No true operatic soprano has influenced more singers of Italian opera or sold more complete opera recordings than "La Divina," ("The Divine One") Maria Callas. Her vocal sound was categorized under one of the rarest voice types known, soprano assoluta. She was naturally able to sing middle contralto and mezzo soprano music, but also trained her voice to reach some of the highest coloratura soprano notes. Her voice was naturally expressive, standing her in good stead as she revolutionized acting in opera, both vocally and physically. She made a lot of legendary recordings, something that is not said about very many opera singers, and she holds the distinction of singing the lead role in what is often said to be the single greatest recording of a complete opera ever made (still available everywhere, fortunately), the 1953 "Tosca" conducted by Victor de Sabata. This wasn't the performance that earned her the nickname mentioned above, though. La Teatro alla Scala, Milan, still one of the world's most prestigious opera houses, was to thank for that. Many operas were revived officially and/or made incredibly popular because of her acting and musical abilities, which were and are very frequently described as "electrifying." Her three most famous roles were Bellini's Norma, Cherubini's Medea, and Puccini's Tosca, all three of whom murder or threaten to murder one person or another with a knife.
#2: Rosa Ponselle
Rosa Ponselle was and is considered by opera singers and critics all over the world to have been the single greatest operatic soprano in 115 years. Maria Callas harbored a not so subtle envy of Ponselle's voice, with very, very few opera singers throughout history having been said to have possessed one like it. It was unusually large, so large that microphones had to be moved some meters away from her during recording sessions, but was as full in the highest notes as in the lowest. It was also extraordinarily rich, inspiring several of her listeners with a descriptive phrase anyone can love, "dark chocolate." She is partly famous for bringing Bellini's opera, "Norma," to wider attention, and for being the first American soprano to have forged a great International career. In the twenties and thirties, she was the most famous and one of the best paid sopranos on the planet, and her recordings tell a very interesting story about just why that was. She was discovered by the greatest opera singer of all time, the final artist on this list.
#1: Enrico Caruso

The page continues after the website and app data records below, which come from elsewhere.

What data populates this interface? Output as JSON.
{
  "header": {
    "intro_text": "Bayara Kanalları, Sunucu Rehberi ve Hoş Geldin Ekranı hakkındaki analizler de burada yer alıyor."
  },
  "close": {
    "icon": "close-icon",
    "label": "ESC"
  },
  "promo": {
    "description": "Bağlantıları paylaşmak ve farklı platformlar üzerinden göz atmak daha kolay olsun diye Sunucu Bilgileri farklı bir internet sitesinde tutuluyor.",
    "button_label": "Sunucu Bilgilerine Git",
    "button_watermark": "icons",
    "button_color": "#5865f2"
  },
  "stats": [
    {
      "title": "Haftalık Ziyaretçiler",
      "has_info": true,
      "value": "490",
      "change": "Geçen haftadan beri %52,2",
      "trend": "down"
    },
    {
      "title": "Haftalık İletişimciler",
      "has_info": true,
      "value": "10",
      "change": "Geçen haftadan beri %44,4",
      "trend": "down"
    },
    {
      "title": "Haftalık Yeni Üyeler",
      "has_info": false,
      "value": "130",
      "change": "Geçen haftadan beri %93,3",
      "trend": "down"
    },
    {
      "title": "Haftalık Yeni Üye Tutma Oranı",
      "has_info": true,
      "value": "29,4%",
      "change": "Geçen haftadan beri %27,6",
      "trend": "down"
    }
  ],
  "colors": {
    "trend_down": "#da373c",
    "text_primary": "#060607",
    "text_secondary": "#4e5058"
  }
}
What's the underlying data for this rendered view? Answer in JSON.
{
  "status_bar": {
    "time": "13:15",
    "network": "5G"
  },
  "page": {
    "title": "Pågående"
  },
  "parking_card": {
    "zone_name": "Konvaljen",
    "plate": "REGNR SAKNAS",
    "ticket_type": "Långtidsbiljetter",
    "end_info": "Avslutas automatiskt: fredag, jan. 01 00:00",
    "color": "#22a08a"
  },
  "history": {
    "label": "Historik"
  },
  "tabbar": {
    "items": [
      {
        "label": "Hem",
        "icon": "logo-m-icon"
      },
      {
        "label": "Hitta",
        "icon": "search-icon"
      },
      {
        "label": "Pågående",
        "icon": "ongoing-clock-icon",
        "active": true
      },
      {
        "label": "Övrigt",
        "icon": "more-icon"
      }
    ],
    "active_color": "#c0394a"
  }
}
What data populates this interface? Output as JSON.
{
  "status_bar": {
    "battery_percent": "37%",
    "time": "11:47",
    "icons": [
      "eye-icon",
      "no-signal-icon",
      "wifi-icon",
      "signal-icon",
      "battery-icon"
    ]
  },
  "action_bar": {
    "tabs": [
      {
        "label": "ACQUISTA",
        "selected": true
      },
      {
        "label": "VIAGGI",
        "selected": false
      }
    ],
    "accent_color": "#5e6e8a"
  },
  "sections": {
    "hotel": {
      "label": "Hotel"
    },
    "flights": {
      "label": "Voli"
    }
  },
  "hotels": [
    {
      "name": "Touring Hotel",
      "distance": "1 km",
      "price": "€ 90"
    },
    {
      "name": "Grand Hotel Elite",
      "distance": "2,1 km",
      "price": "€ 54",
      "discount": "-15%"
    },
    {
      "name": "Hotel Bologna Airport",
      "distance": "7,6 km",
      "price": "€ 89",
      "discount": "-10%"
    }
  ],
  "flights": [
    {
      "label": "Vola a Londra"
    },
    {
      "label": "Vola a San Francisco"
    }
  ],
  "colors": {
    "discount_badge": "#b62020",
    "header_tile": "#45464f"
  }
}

Meet the first platinum-selling vocalist in history, Enrico Caruso. His very large vocal cords enabled him to sing baritone (which he did in his very early days, and when one of his baritone colleagues lost his voice before his big aria during "La Boheme," with the baritone mouthing the words), lyric tenor, and dramatic tenor music. His ability to control his huge sound earned him fame as the most versatile and the most beautiful tenor of his day. A regular on lists of the greatest opera singers in history, he is very frequently described by critics and casual listeners as the single most talented opera singer in more than a hundred years, and the most important opera singer of all time. He recorded extensively between 1900 and 1920. All of his recordings are still available today and rack up millions of views on video sharing sites all over the web. Many of the most famous tenors in history made their own names imitating his all-purpose and pyrotechnical style, which was entirely new to the opera scene in his time, but some today say that they don't try very hard to sound like him, simply because nobody can.
I hope you've enjoyed this list, buds! Who do you think is the greatest opera singer ever? Leave your comments below or on my Facebook pages, Callaven Skaya and Everyone's Opera, and we'll chat all about it! Until next time, happy musical insanity!